Can primates acquire language?

Communication is an important part of animal behaviour. For example, primates use a variety of sounds and gestures in social interaction to portray threat, intention, alarm, and so on - and highly sophisticated forms of communication are found in other species as well (whales and dolphins provide a fascinating example). But, for many researchers this is not the same as human language which is essentially infinite in its meaning (largely due to its grammar), and which is able to associate specific (and abstract) meanings with arbitrary sound and symbols. Indeed, language is the thing that makes us uniquely human (or so the argument goes), and no other species comes close to emulating our ability to comprehend, use, and produce language.

But is language really unique to human beings? One problem with this theory is that other animals (including primates) cannot make our sounds. For example, they do not have the same fine control over their tongues, lips, and vocal chords, and are therefore unable to talk. Thus, if animals were to learn or understand language they would not be able to tell us. With this possibility in mind, Beatrice and Roger Gardner during the 1960s set about teaching a female chimpanzee (called Washoe) a version of American sign language used by deaf people. The Gardners began when Washoe was about one year old - and within three years she had developed a vocabulary of over 130 signs (or 'words'). Moreover, she learned to combine the signs to make simple sentences, and to use 'words' in creative and novel ways (e.g. after learning the verb 'to open' she would ask the investigators to 'open' the tap whenever she wanted a drink). Other researchers have confirmed these findings, and similar work has been undertaken with gorillas and orangutans.(Paterson and Linden 1981; Miles 1983)

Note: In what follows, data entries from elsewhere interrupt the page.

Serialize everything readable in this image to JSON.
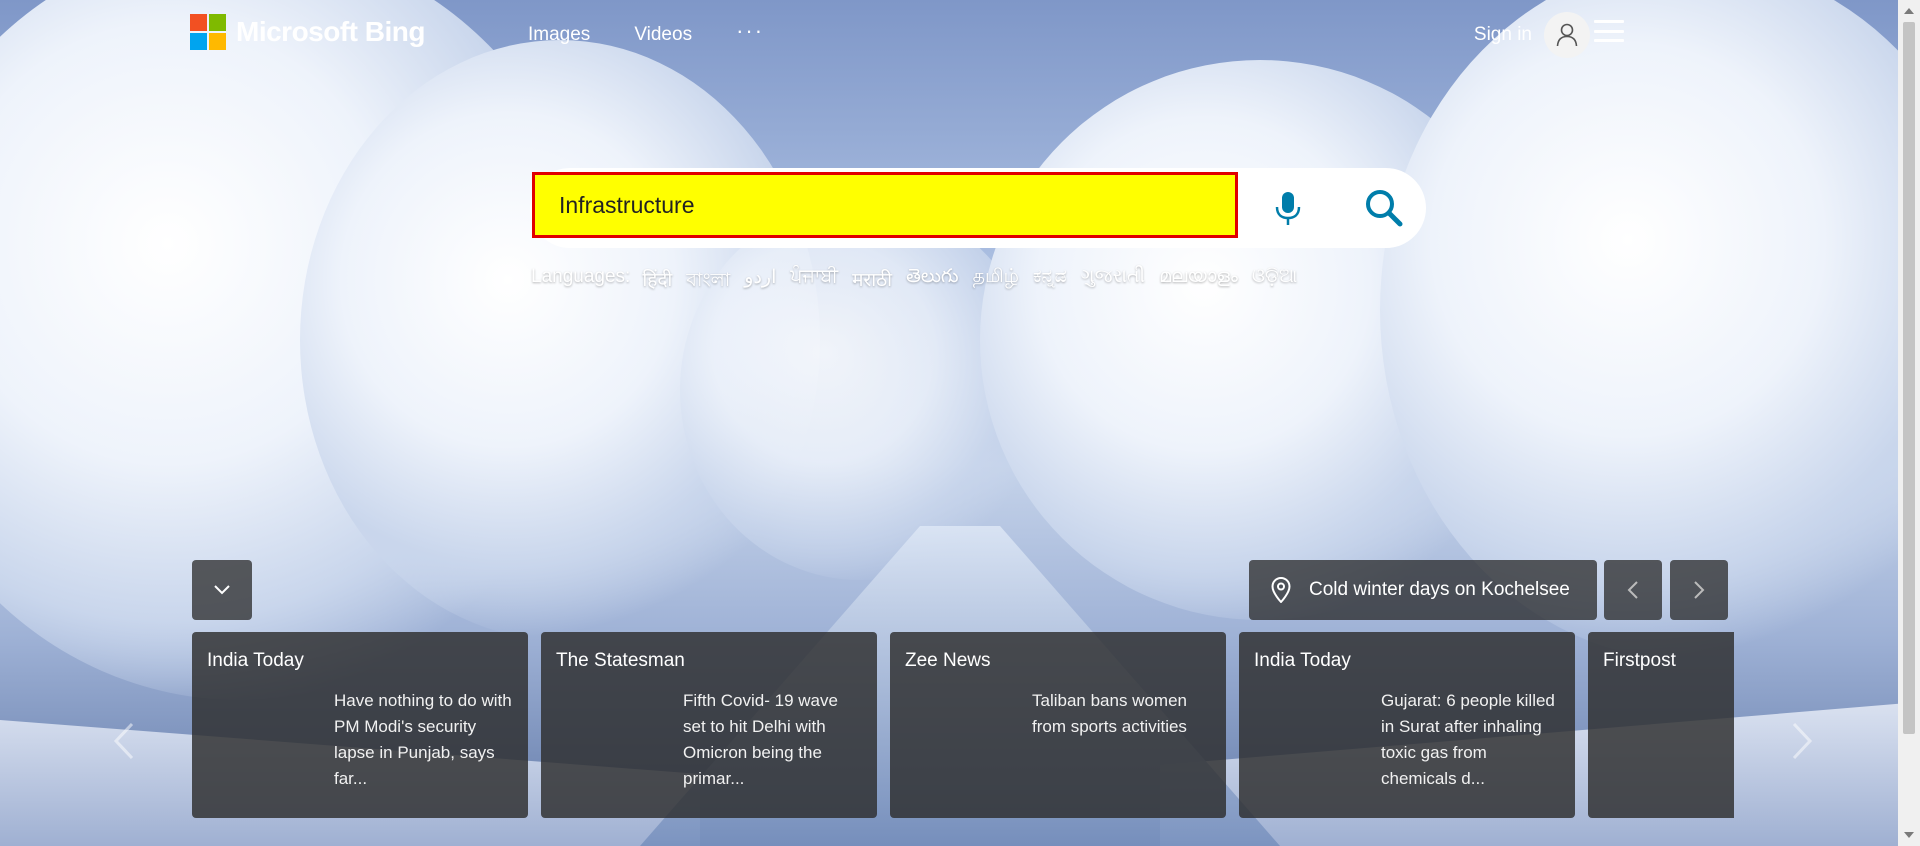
{
  "header": {
    "brand": "Microsoft Bing",
    "nav": [
      "Images",
      "Videos"
    ],
    "more": "···",
    "signin": "Sign in"
  },
  "search": {
    "value": "Infrastructure",
    "input_bg": "#ffff00",
    "input_border": "#e00000",
    "icon_color": "#007daa"
  },
  "languages": {
    "label": "Languages:",
    "items": [
      "हिंदी",
      "বাংলা",
      "اردو",
      "ਪੰਜਾਬੀ",
      "मराठी",
      "తెలుగు",
      "தமிழ்",
      "ಕನ್ನಡ",
      "ગુજરાતી",
      "മലയാളം",
      "ଓଡ଼ିଆ"
    ]
  },
  "image_caption": "Cold winter days on Kochelsee",
  "news": [
    {
      "source": "India Today",
      "headline": "Have nothing to do with PM Modi's security lapse in Punjab, says far..."
    },
    {
      "source": "The Statesman",
      "headline": "Fifth Covid- 19 wave set to hit Delhi with Omicron being the primar..."
    },
    {
      "source": "Zee News",
      "headline": "Taliban bans women from sports activities"
    },
    {
      "source": "India Today",
      "headline": "Gujarat: 6 people killed in Surat after inhaling toxic gas from chemicals d..."
    },
    {
      "source": "Firstpost",
      "headline": ""
    }
  ]
}
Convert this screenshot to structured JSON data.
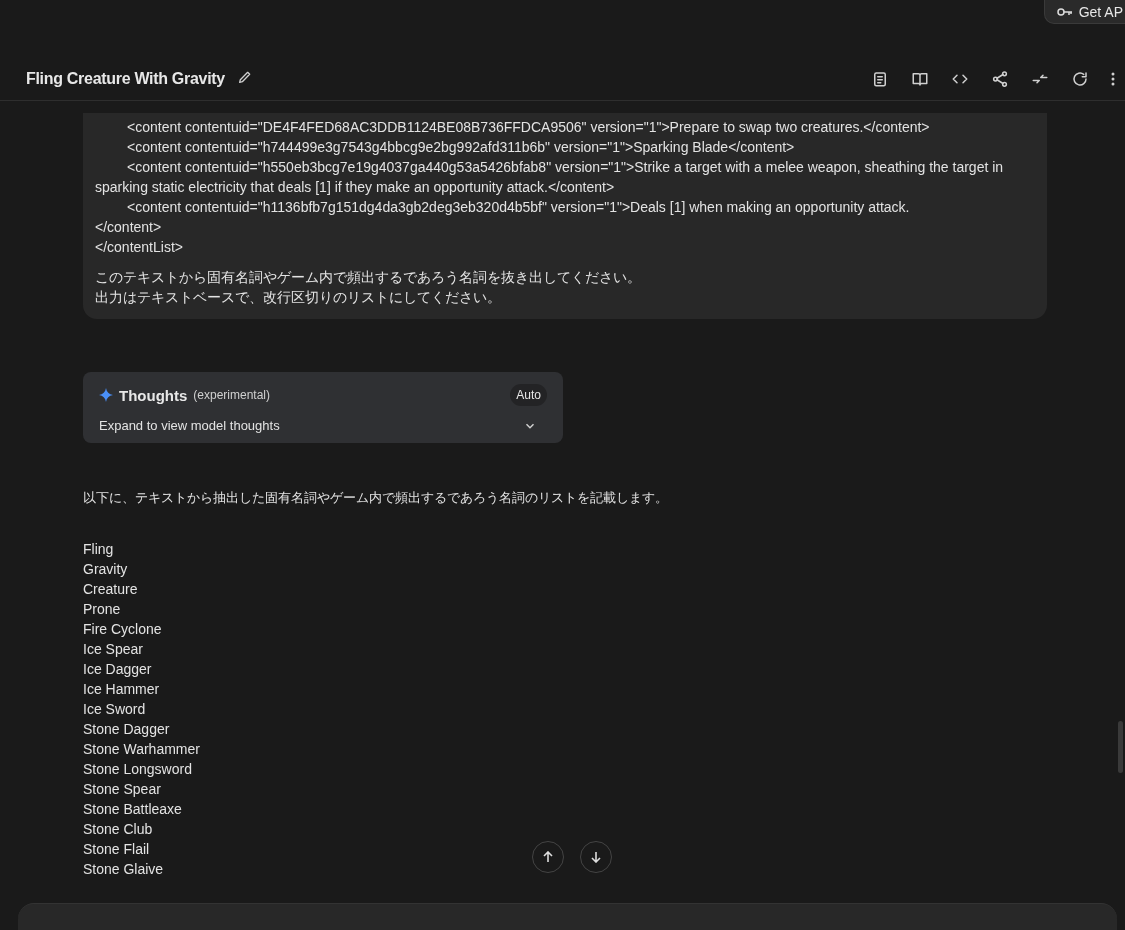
{
  "api_button": {
    "label": "Get AP"
  },
  "header": {
    "title": "Fling Creature With Gravity"
  },
  "user_message": {
    "code_lines": [
      "<content contentuid=\"DE4F4FED68AC3DDB1124BE08B736FFDCA9506\" version=\"1\">Prepare to swap two creatures.</content>",
      "<content contentuid=\"h744499e3g7543g4bbcg9e2bg992afd311b6b\" version=\"1\">Sparking Blade</content>",
      "<content contentuid=\"h550eb3bcg7e19g4037ga440g53a5426bfab8\" version=\"1\">Strike a target with a melee weapon, sheathing the target in sparking static electricity that deals [1] if they make an opportunity attack.</content>",
      "<content contentuid=\"h1136bfb7g151dg4da3gb2deg3eb320d4b5bf\" version=\"1\">Deals [1] when making an opportunity attack.",
      "</content>",
      "</contentList>"
    ],
    "prompt_lines": [
      "このテキストから固有名詞やゲーム内で頻出するであろう名詞を抜き出してください。",
      "出力はテキストベースで、改行区切りのリストにしてください。"
    ]
  },
  "thoughts": {
    "title": "Thoughts",
    "note": "(experimental)",
    "mode": "Auto",
    "expand_label": "Expand to view model thoughts",
    "expanded": false
  },
  "response": {
    "intro": "以下に、テキストから抽出した固有名詞やゲーム内で頻出するであろう名詞のリストを記載します。",
    "items": [
      "Fling",
      "Gravity",
      "Creature",
      "Prone",
      "Fire Cyclone",
      "Ice Spear",
      "Ice Dagger",
      "Ice Hammer",
      "Ice Sword",
      "Stone Dagger",
      "Stone Warhammer",
      "Stone Longsword",
      "Stone Spear",
      "Stone Battleaxe",
      "Stone Club",
      "Stone Flail",
      "Stone Glaive"
    ]
  }
}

However, the interpretation of these findings remains highly controversial. For example, some researchers have argued that these animals are not learning sign language per se, but rather they are only imitating the gestures made by their trainers. In support of this idea, they point out that primates often combine signs in illogical sequences and only occasionally join signs together in a meaningful way (which the trainer will inevitably then choose to reinforce). Others have argued that although primates might be able to communicate with language, there is little evidence to indicate that they can also use it as a vehicle for thought. But there are those who disagree. For example, some of the most compelling evidence for language in primates has come from Susan Savage-Rumbaugh and her colleagues who worked with a male pigmy chimpanzee called Kanzi. Apparently, this primate can understand about 150 English spoken words and can respond to complex and unfamiliar spoken commands such as 'throw your ball in the river' and 'go to the refrigerator and get out a tomato' (Savage-Rumbaugh 1990). Moreover, Kanzi can even use symbols to communicate past events, e.g. she pressed the symbols on a special keyboard to represent 'Matata bite' (Matata is a fellow monkey) to explain a cut that was on her hand.

These findings imply that language may not be unique human ability after all - although to put this work into its correct perspective, it needs to be borne in mind that Kanzi's language skills are only equivalent to that of a two-year-old human (Greenfield and Savage-Rumbaugh 1990). Thus, it still remains the case that no other species comes close to matching our ability to use and understand language. In other words, language is our natural medium of communication, although the same can clearly not be said of other animals.

(Wickens, 2000)


You may have noted that both the style and language of this argument are different. Different perspectives on the issue are presented and there is evidence to back up the points made. References are included to give the points weight and to show the sources used. The author has demonstrated higher order skills and independent thinking. For example, ideas are put together (synthesis), their worth evaluated, a conclusion on the issue reached (independent thinking).

Debates over issues can be complex as a result of the many points of view and arguments. One way to make sense of all this might be to produce a visual map in which you summarise the key arguments and how they are linked to each other.